[Your task]: Write the entries out again. Each one must match exactly.

[Records provided]:
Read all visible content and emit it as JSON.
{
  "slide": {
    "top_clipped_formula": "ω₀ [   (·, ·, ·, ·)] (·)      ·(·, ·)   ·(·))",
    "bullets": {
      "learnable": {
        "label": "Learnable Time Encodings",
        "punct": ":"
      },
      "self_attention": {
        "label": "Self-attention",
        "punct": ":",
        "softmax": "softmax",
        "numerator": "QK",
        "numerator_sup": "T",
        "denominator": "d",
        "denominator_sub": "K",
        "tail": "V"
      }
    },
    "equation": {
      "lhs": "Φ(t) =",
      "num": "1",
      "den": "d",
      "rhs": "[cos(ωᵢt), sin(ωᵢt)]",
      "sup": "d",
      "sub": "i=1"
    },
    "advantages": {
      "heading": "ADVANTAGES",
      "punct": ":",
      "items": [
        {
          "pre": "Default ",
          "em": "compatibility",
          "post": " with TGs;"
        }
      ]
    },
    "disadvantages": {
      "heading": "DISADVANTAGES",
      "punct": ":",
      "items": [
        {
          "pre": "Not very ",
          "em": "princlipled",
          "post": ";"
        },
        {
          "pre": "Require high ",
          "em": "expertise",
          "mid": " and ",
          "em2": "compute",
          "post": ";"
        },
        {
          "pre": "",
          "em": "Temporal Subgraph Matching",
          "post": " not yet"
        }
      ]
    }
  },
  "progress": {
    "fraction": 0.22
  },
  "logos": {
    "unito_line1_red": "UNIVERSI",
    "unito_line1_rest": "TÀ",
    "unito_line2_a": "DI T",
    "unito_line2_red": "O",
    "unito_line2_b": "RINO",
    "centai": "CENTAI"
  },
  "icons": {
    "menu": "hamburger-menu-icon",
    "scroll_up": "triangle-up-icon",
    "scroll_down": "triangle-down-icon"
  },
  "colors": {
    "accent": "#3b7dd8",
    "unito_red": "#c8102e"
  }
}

[Problem solution]:
Read all visible content and emit it as JSON.
{
  "slide": {
    "top_clipped_formula": "ω₀ [   (·, ·, ·, ·)] (·)      ·(·, ·)   ·(·))",
    "bullets": {
      "learnable": {
        "label": "Learnable Time Encodings",
        "punct": ":"
      },
      "self_attention": {
        "label": "Self-attention",
        "punct": ":",
        "softmax": "softmax",
        "numerator": "QK",
        "numerator_sup": "T",
        "denominator": "d",
        "denominator_sub": "K",
        "tail": "V"
      }
    },
    "equation": {
      "lhs": "Φ(t) =",
      "num": "1",
      "den": "d",
      "rhs": "[cos(ωᵢt), sin(ωᵢt)]",
      "sup": "d",
      "sub": "i=1"
    },
    "advantages": {
      "heading": "ADVANTAGES",
      "punct": ":",
      "items": [
        {
          "pre": "Default ",
          "em": "compatibility",
          "post": " with TGs;"
        }
      ]
    },
    "disadvantages": {
      "heading": "DISADVANTAGES",
      "punct": ":",
      "items": [
        {
          "pre": "Not very ",
          "em": "princlipled",
          "post": ";"
        },
        {
          "pre": "Require high ",
          "em": "expertise",
          "mid": " and ",
          "em2": "compute",
          "post": ";"
        },
        {
          "pre": "",
          "em": "Temporal Subgraph Matching",
          "post": " not yet"
        }
      ]
    }
  },
  "progress": {
    "fraction": 0.22
  },
  "logos": {
    "unito_line1_red": "UNIVERSI",
    "unito_line1_rest": "TÀ",
    "unito_line2_a": "DI T",
    "unito_line2_red": "O",
    "unito_line2_b": "RINO",
    "centai": "CENTAI"
  },
  "icons": {
    "menu": "hamburger-menu-icon",
    "scroll_up": "triangle-up-icon",
    "scroll_down": "triangle-down-icon"
  },
  "colors": {
    "accent": "#3b7dd8",
    "unito_red": "#c8102e"
  }
}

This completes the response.